Noor Rashid Ali Royal Photographer
Noor Ali Rashid as the Royal Photographer attended every major function and happening over the past 50 years of Dubai's history. He could always be seen bustling amongst the dignatories and crowd, giving instructions to everyone, VIPs and Bystanders alike, as to where to stand for his photos. Noor Ali Rashid sadly passed away on 18th August 2010 aged 80 years leaving a huge portfolio of historic Dubai photos. Gulf News interviewed Noor Ali from several years ago. This is an abridged version of that interview.
Gulf News interviews Noor Ali Rashid Royal Photographer
Photo by Amy Leang-The National
As a young man Noor Ali Rashid was sent to Dubai as punishment for his obsession with photography in the hope a change of scenery would inspire a more ‘respectable' career. Born in December 1929 in the Gwadar province in Pakistan. His fascination with photography began when he was a 17-year-old student at a Gujarat boarding school. "A photographer came to take our pictures at school and I was hooked," he said. When he returned to Gwadar, his brother bought him a small camera that further sparked his interest. "I learnt how to take good pictures from studio photographers. I was so crazy about photography I would tell people that if they invited me to their functions I would take pictures free of charge." The hive of political activity in Karachi, Pakistan, in the 1940s lured him there and he began shooting pictures professionally for a weekly magazine and newspapers. "All this while my father was fed up that I always made excuses to go to Karachi to take pictures and spent my money on photography. He told me ‘look, when you tell me that you are a photographer I'm ashamed. A photographer is an odd job like a carpenter or a tailor. For generations we have been businessmen so why are you doing this?'"
Sent to Dubai

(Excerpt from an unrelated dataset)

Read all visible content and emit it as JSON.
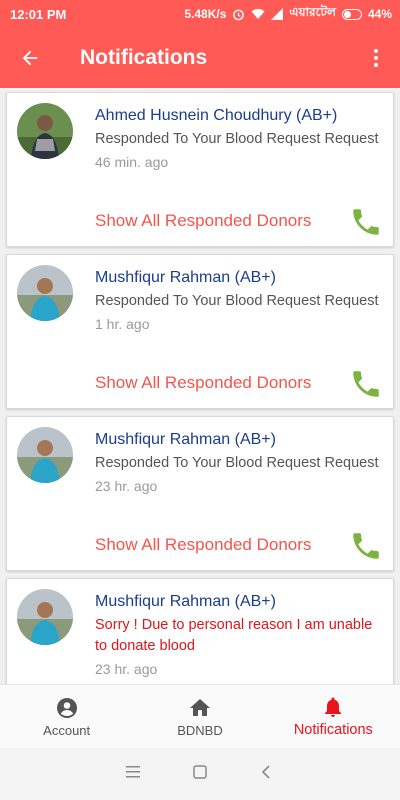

In 1958 Rashid's father packed him off to Dubai with a ‘handsome amount' to set up a business. "They said I should not take my camera but I took it anyway," he said. Rashid became a royal photographer to the UAE's ruling families by chance when the late Sheikh Rashid Bin Saeed Al Maktoum became Ruler of Dubai. Noor Ali took photos when a British official for UK's Queen Elizabeth II read the Queen's official message recognising Sheikh Rashid as Dubai's Ruler. Noor Ali developed and enlarged the photographs and delivered these to Sheikh Rashid who was delighted. "He was very happy and said that I was to be his official and family photographer." Since then Noor Ali has amassed more than three million photographs of the UAE's Ruling Family, Statesmen, Celebrities and Sports Personalities. Paging through thick photo albums he pointed out people he has met - Nelson Mandela, Indira Gandhi, Jimmy Carter, Yasser Arafat and Bill Clinton to name a few. "Look, there is no protocol for me," he said showing photos of his warm greetings and embraces with world leaders. Noor Ali Rashid's Collection has photos of his entertaining UAE leaders in his home as well as swimming, horse riding and travelling with them. "I was very proud to be the photographer of Sheikh Rashid and later the late Sheikh Zayed bin Sultan Al Nahyan. I neglected my business but was quite happy with my new assignment," he said.

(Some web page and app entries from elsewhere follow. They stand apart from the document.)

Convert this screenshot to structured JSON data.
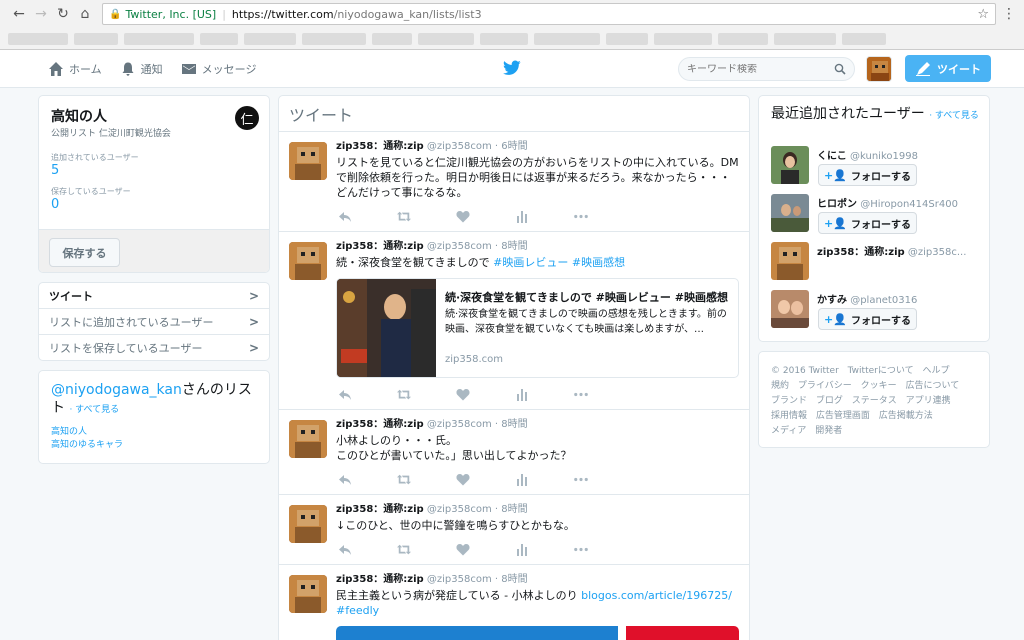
{
  "browser": {
    "site_identity": "Twitter, Inc. [US]",
    "url_host": "https://twitter.com",
    "url_path": "/niyodogawa_kan/lists/list3"
  },
  "topnav": {
    "home": "ホーム",
    "notifications": "通知",
    "messages": "メッセージ",
    "search_placeholder": "キーワード検索",
    "tweet_button": "ツイート"
  },
  "list": {
    "title": "高知の人",
    "subtitle": "公開リスト 仁淀川町観光協会",
    "badge": "仁",
    "members_label": "追加されているユーザー",
    "members_count": "5",
    "subscribers_label": "保存しているユーザー",
    "subscribers_count": "0",
    "save_button": "保存する"
  },
  "list_menu": [
    {
      "label": "ツイート"
    },
    {
      "label": "リストに追加されているユーザー"
    },
    {
      "label": "リストを保存しているユーザー"
    }
  ],
  "owner_lists": {
    "handle": "@niyodogawa_kan",
    "suffix": "さんのリスト",
    "see_all": "· すべて見る",
    "items": [
      "高知の人",
      "高知のゆるキャラ"
    ]
  },
  "timeline": {
    "header": "ツイート",
    "tweets": [
      {
        "name": "zip358：通称:zip",
        "handle": "@zip358com",
        "time": "· 6時間",
        "text": "リストを見ていると仁淀川観光協会の方がおいらをリストの中に入れている。DMで削除依頼を行った。明日か明後日には返事が来るだろう。来なかったら・・・どんだけって事になるな。"
      },
      {
        "name": "zip358：通称:zip",
        "handle": "@zip358com",
        "time": "· 8時間",
        "text": "続・深夜食堂を観てきましので ",
        "hashtags": "#映画レビュー #映画感想",
        "card": {
          "title": "続·深夜食堂を観てきましので #映画レビュー #映画感想",
          "description": "続·深夜食堂を観てきましので映画の感想を残しときます。前の映画、深夜食堂を観ていなくても映画は楽しめますが、…",
          "domain": "zip358.com"
        }
      },
      {
        "name": "zip358：通称:zip",
        "handle": "@zip358com",
        "time": "· 8時間",
        "text": "小林よしのり・・・氏。\nこのひとが書いていた。」思い出してよかった？"
      },
      {
        "name": "zip358：通称:zip",
        "handle": "@zip358com",
        "time": "· 8時間",
        "text": "↓このひと、世の中に警鐘を鳴らすひとかもな。"
      },
      {
        "name": "zip358：通称:zip",
        "handle": "@zip358com",
        "time": "· 8時間",
        "text": "民主主義という病が発症している - 小林よしのり ",
        "link": "blogos.com/article/196725/",
        "hashtag2": "#feedly"
      }
    ]
  },
  "recent_users": {
    "title": "最近追加されたユーザー",
    "see_all": "· すべて見る",
    "follow_label": "フォローする",
    "users": [
      {
        "name": "くにこ",
        "handle": "@kuniko1998"
      },
      {
        "name": "ヒロポン",
        "handle": "@Hiropon414Sr400"
      },
      {
        "name": "zip358：通称:zip",
        "handle": "@zip358c..."
      },
      {
        "name": "かすみ",
        "handle": "@planet0316"
      }
    ]
  },
  "footer": {
    "links": [
      "© 2016 Twitter",
      "Twitterについて",
      "ヘルプ",
      "規約",
      "プライバシー",
      "クッキー",
      "広告について",
      "ブランド",
      "ブログ",
      "ステータス",
      "アプリ連携",
      "採用情報",
      "広告管理画面",
      "広告掲載方法",
      "メディア",
      "開発者"
    ]
  }
}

Noor Ali Rashid was appointed ‘Royal Photographer' by the late Sheikh Zayed and is the official photographer for the Al Nahyan family as well as the ruling families of the seven emirates. "I took all the pictures I could because I knew they would be valuable later. And nobody would dare to line up these Leaders and High-Ranking Officials to take their photographs but I made the request. They understood that I am a professional photographer." Recalling Dubai's early days when he first arrived he said the country's Police Force was only two or three years old, work on dredging the Creek so bigger boats could enter had started, and telephone, electricity and communication facilities were being introduced by British companies. He said the country had no proper roads - "sometimes when there was high tide you couldn't even go by car. Taxis - they were Land Rovers rejected by the British army - got stuck all the time."
Noor Rashid Ali's close association with Gulf News

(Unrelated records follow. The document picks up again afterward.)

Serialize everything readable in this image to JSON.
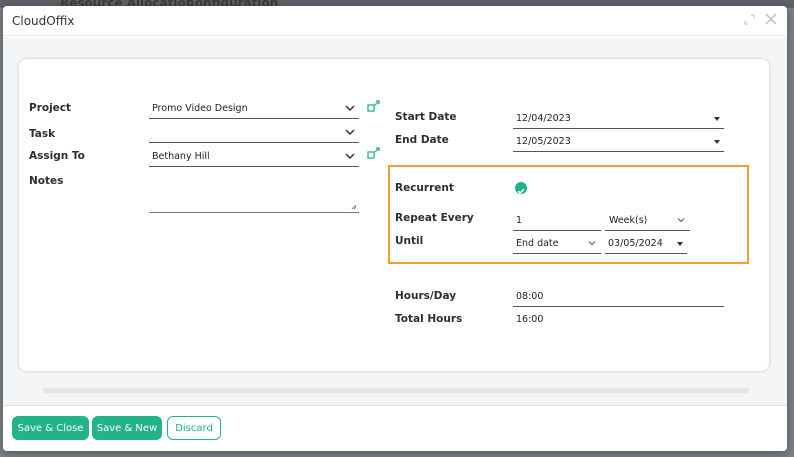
{
  "background": {
    "tabs": [
      "Resource Allocation",
      "Configuration"
    ]
  },
  "modal": {
    "title": "CloudOffix"
  },
  "form": {
    "project": {
      "label": "Project",
      "value": "Promo Video Design"
    },
    "task": {
      "label": "Task",
      "value": ""
    },
    "assign_to": {
      "label": "Assign To",
      "value": "Bethany Hill"
    },
    "notes": {
      "label": "Notes",
      "value": ""
    },
    "start_date": {
      "label": "Start Date",
      "value": "12/04/2023"
    },
    "end_date": {
      "label": "End Date",
      "value": "12/05/2023"
    },
    "recurrent": {
      "label": "Recurrent",
      "checked": true
    },
    "repeat_every": {
      "label": "Repeat Every",
      "value": "1",
      "unit": "Week(s)"
    },
    "until": {
      "label": "Until",
      "mode": "End date",
      "date": "03/05/2024"
    },
    "hours_per_day": {
      "label": "Hours/Day",
      "value": "08:00"
    },
    "total_hours": {
      "label": "Total Hours",
      "value": "16:00"
    }
  },
  "footer": {
    "save_close": "Save & Close",
    "save_new": "Save & New",
    "discard": "Discard"
  },
  "colors": {
    "accent": "#22b389",
    "highlight": "#f0a030"
  }
}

He recalled editors whom he worked with and current Gulf News photographers he has befriended. When the company was taken over by Obaid Humaid Al Tayer, Abdullah Al Rostamani and Juma Al Majid, Rashid said he received a good response and his pictures, often supplied free of charge, were well used. Noor Ali Rashid's received 83 plaques and trophies, including the title of Photographer of the Millennium, during his 50 years as a Photographer. Noor Ali Rashid has published five books showcasing his photographic documentation of the UAE's development. The sixth and seventh books are under way.